→ **Exercise requirements**: Only the pictures are to be left out; write out the rest of the data exactly.

(Records from a data source)
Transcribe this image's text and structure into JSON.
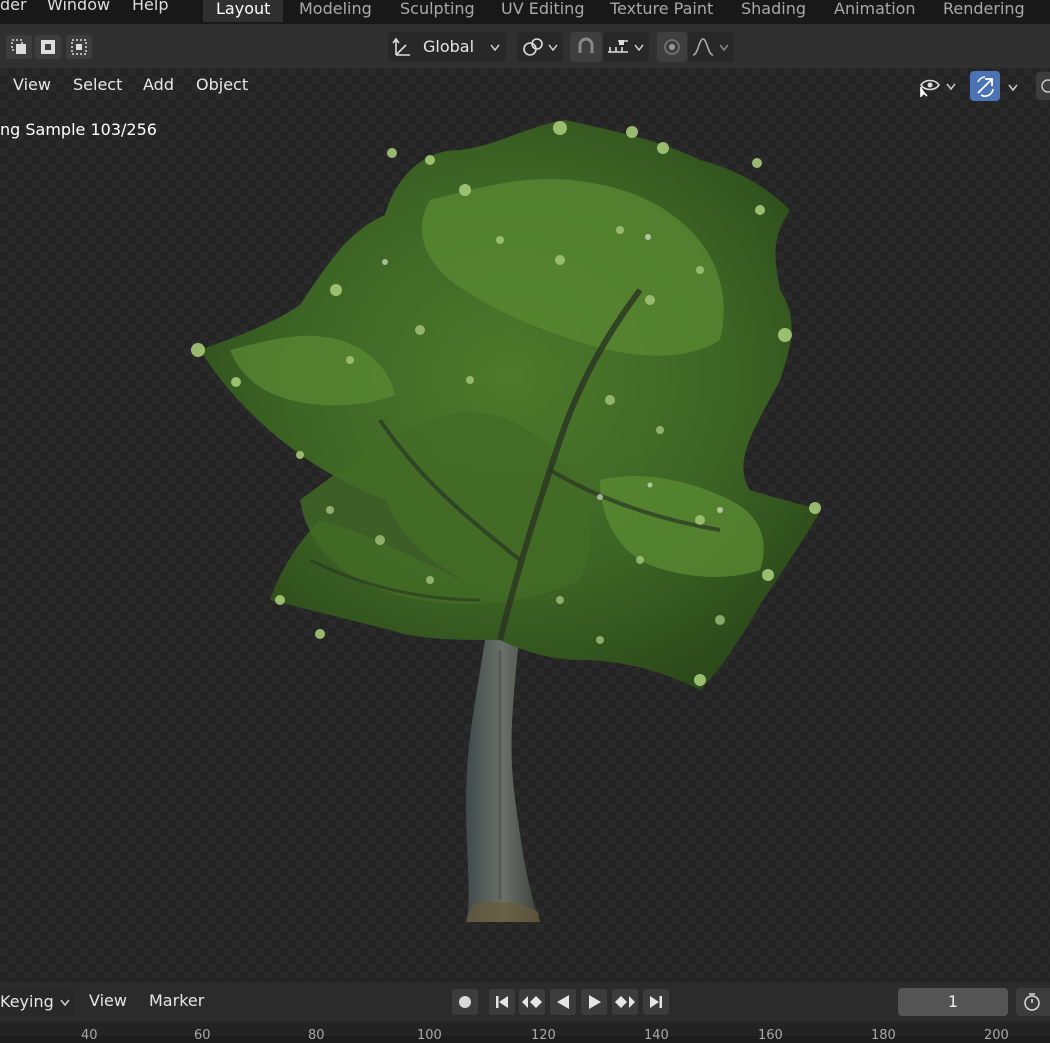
{
  "menu": {
    "render_partial": "der",
    "window": "Window",
    "help": "Help"
  },
  "workspace_tabs": [
    "Layout",
    "Modeling",
    "Sculpting",
    "UV Editing",
    "Texture Paint",
    "Shading",
    "Animation",
    "Rendering"
  ],
  "active_tab": "Layout",
  "header": {
    "transform_orientation": "Global"
  },
  "viewport_menu": [
    "View",
    "Select",
    "Add",
    "Object"
  ],
  "render_status": "ng Sample 103/256",
  "gizmo_active_color": "#4a74b5",
  "timeline": {
    "keying": "Keying",
    "view": "View",
    "marker": "Marker",
    "current_frame": "1",
    "ruler_labels": [
      "40",
      "60",
      "80",
      "100",
      "120",
      "140",
      "160",
      "180",
      "200"
    ]
  }
}
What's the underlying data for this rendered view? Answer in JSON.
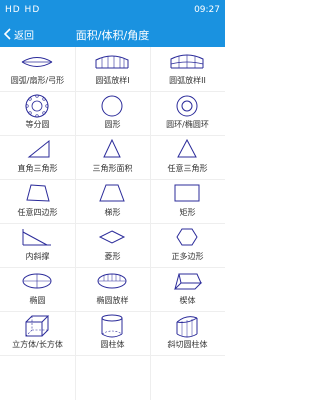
{
  "status": {
    "left": "HD HD",
    "time": "09:27"
  },
  "header": {
    "back_label": "返回",
    "title": "面积/体积/角度"
  },
  "items": [
    {
      "label": "圆弧/扇形/弓形",
      "icon": "arc-sector-icon"
    },
    {
      "label": "圆弧放样I",
      "icon": "arc-loft-1-icon"
    },
    {
      "label": "圆弧放样II",
      "icon": "arc-loft-2-icon"
    },
    {
      "label": "等分圆",
      "icon": "divided-circle-icon"
    },
    {
      "label": "圆形",
      "icon": "circle-icon"
    },
    {
      "label": "圆环/椭圆环",
      "icon": "ring-icon"
    },
    {
      "label": "直角三角形",
      "icon": "right-triangle-icon"
    },
    {
      "label": "三角形面积",
      "icon": "triangle-area-icon"
    },
    {
      "label": "任意三角形",
      "icon": "any-triangle-icon"
    },
    {
      "label": "任意四边形",
      "icon": "quadrilateral-icon"
    },
    {
      "label": "梯形",
      "icon": "trapezoid-icon"
    },
    {
      "label": "矩形",
      "icon": "rectangle-icon"
    },
    {
      "label": "内斜撑",
      "icon": "inner-brace-icon"
    },
    {
      "label": "菱形",
      "icon": "rhombus-icon"
    },
    {
      "label": "正多边形",
      "icon": "regular-polygon-icon"
    },
    {
      "label": "椭圆",
      "icon": "ellipse-icon"
    },
    {
      "label": "椭圆放样",
      "icon": "ellipse-loft-icon"
    },
    {
      "label": "楔体",
      "icon": "wedge-icon"
    },
    {
      "label": "立方体/长方体",
      "icon": "cuboid-icon"
    },
    {
      "label": "圆柱体",
      "icon": "cylinder-icon"
    },
    {
      "label": "斜切圆柱体",
      "icon": "oblique-cylinder-icon"
    }
  ]
}
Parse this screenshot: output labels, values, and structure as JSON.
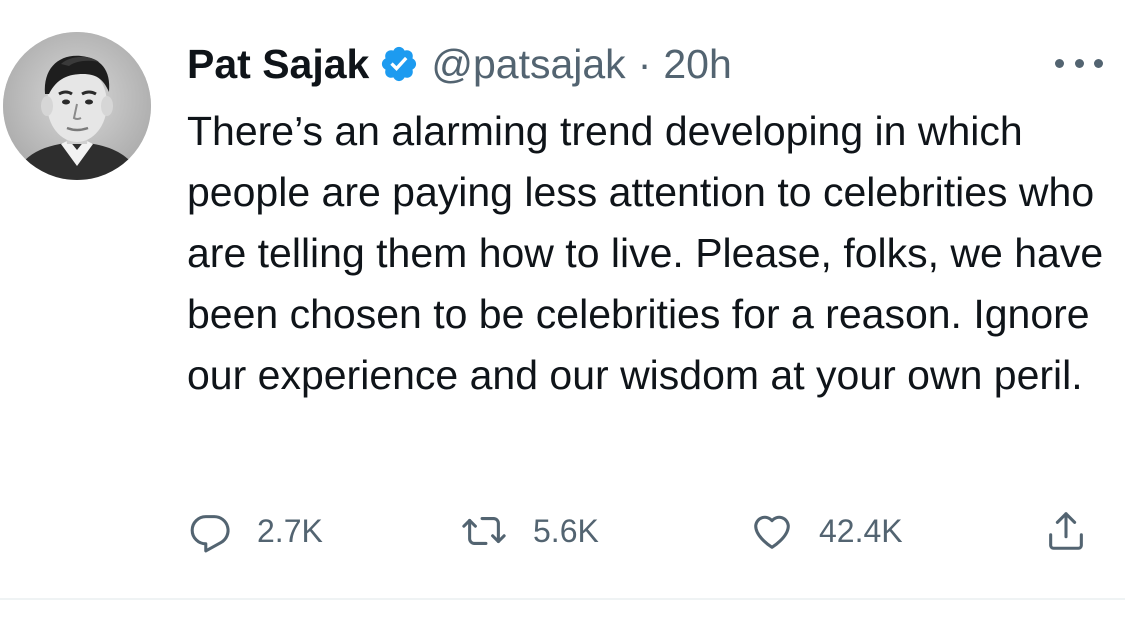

→ **Solved exercise**:
Transcribe this image's text and structure into JSON.
{
  "menu": {
    "render_partial": "der",
    "window": "Window",
    "help": "Help"
  },
  "workspace_tabs": [
    "Layout",
    "Modeling",
    "Sculpting",
    "UV Editing",
    "Texture Paint",
    "Shading",
    "Animation",
    "Rendering"
  ],
  "active_tab": "Layout",
  "header": {
    "transform_orientation": "Global"
  },
  "viewport_menu": [
    "View",
    "Select",
    "Add",
    "Object"
  ],
  "render_status": "ng Sample 103/256",
  "gizmo_active_color": "#4a74b5",
  "timeline": {
    "keying": "Keying",
    "view": "View",
    "marker": "Marker",
    "current_frame": "1",
    "ruler_labels": [
      "40",
      "60",
      "80",
      "100",
      "120",
      "140",
      "160",
      "180",
      "200"
    ]
  }
}
What's the underlying data for this rendered view? Answer in JSON.
{
  "status": {
    "left": "HD HD",
    "time": "09:27"
  },
  "header": {
    "back_label": "返回",
    "title": "面积/体积/角度"
  },
  "items": [
    {
      "label": "圆弧/扇形/弓形",
      "icon": "arc-sector-icon"
    },
    {
      "label": "圆弧放样I",
      "icon": "arc-loft-1-icon"
    },
    {
      "label": "圆弧放样II",
      "icon": "arc-loft-2-icon"
    },
    {
      "label": "等分圆",
      "icon": "divided-circle-icon"
    },
    {
      "label": "圆形",
      "icon": "circle-icon"
    },
    {
      "label": "圆环/椭圆环",
      "icon": "ring-icon"
    },
    {
      "label": "直角三角形",
      "icon": "right-triangle-icon"
    },
    {
      "label": "三角形面积",
      "icon": "triangle-area-icon"
    },
    {
      "label": "任意三角形",
      "icon": "any-triangle-icon"
    },
    {
      "label": "任意四边形",
      "icon": "quadrilateral-icon"
    },
    {
      "label": "梯形",
      "icon": "trapezoid-icon"
    },
    {
      "label": "矩形",
      "icon": "rectangle-icon"
    },
    {
      "label": "内斜撑",
      "icon": "inner-brace-icon"
    },
    {
      "label": "菱形",
      "icon": "rhombus-icon"
    },
    {
      "label": "正多边形",
      "icon": "regular-polygon-icon"
    },
    {
      "label": "椭圆",
      "icon": "ellipse-icon"
    },
    {
      "label": "椭圆放样",
      "icon": "ellipse-loft-icon"
    },
    {
      "label": "楔体",
      "icon": "wedge-icon"
    },
    {
      "label": "立方体/长方体",
      "icon": "cuboid-icon"
    },
    {
      "label": "圆柱体",
      "icon": "cylinder-icon"
    },
    {
      "label": "斜切圆柱体",
      "icon": "oblique-cylinder-icon"
    }
  ]
}
Parse this screenshot: output labels, values, and structure as JSON.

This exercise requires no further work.